It’s not the only company making moves, either. Microsoft is contributing SONiC, or Software for Open Networking in the Cloud. The code should help companies build switches and other networking gear using open source, widely compatible technology. While you probably won’t see a lot of these collaborations first-hand, you might just notice the difference if your favorite cloud services run that much faster or supply you with more storage.

If you are unfamiliar with Facebook’s Open Compute Project, it is a rapidly growing, global community whose mission is to design, use, and enable mainstream delivery of the most efficient designs for scalable computing.  According to their website, their mission is focused on “openly sharing ideas, specifications, and other intellectual property is the key to maximizing innovation and reducing complexity in tech components.  The Open Compute Project Foundation provides a structure in which individuals and organizations can share their intellectual property with others and encourage the IT industry to evolve.”

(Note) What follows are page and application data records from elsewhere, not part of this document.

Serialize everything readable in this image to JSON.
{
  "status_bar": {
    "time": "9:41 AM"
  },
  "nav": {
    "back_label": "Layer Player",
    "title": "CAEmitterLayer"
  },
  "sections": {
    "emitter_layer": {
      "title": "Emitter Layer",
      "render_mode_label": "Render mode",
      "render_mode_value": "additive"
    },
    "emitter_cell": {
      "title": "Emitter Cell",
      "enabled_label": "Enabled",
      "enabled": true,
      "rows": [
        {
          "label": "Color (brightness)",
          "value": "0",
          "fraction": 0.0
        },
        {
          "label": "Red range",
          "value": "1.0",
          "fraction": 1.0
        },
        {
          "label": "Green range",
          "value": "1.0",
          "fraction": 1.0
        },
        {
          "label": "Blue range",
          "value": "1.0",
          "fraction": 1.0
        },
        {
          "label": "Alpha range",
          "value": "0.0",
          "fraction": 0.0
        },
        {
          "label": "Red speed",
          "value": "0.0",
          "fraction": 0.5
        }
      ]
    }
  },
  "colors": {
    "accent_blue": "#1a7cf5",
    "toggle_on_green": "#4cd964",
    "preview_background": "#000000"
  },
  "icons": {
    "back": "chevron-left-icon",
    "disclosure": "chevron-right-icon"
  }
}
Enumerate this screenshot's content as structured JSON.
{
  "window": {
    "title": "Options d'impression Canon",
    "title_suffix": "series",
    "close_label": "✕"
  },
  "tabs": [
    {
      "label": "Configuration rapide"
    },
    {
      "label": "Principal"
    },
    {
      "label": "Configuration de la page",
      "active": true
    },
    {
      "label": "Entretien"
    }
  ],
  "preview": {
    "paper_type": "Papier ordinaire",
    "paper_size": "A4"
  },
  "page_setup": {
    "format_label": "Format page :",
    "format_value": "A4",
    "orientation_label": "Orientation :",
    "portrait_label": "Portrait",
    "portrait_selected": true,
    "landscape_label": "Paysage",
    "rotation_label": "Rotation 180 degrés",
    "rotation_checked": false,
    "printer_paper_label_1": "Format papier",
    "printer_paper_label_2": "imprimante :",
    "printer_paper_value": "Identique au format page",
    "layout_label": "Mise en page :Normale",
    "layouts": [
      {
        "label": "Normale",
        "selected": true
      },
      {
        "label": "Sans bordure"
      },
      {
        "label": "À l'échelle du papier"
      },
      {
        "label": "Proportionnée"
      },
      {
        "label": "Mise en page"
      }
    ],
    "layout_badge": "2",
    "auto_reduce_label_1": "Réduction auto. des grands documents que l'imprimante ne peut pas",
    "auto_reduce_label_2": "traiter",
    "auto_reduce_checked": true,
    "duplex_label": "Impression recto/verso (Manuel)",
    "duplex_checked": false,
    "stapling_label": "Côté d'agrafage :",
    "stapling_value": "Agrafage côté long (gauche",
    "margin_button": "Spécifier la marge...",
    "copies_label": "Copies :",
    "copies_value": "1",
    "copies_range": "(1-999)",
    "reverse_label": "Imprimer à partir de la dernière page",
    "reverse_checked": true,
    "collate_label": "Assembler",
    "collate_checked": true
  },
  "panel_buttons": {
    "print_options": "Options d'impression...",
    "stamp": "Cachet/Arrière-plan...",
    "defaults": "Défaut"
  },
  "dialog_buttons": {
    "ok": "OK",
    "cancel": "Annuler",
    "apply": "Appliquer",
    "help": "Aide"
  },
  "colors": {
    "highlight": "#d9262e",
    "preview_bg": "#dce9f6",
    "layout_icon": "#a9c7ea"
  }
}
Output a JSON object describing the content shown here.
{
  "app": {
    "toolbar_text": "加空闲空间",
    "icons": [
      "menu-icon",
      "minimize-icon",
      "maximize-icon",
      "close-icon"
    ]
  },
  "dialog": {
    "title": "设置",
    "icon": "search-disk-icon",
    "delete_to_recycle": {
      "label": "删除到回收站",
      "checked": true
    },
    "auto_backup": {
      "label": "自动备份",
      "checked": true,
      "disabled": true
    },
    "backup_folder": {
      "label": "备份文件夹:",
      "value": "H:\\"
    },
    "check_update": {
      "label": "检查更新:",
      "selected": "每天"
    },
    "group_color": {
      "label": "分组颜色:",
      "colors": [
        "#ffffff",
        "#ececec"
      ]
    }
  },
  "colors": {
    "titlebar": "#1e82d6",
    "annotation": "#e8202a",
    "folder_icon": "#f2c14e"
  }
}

For more information on the Open Compute Project, you can visit their website at: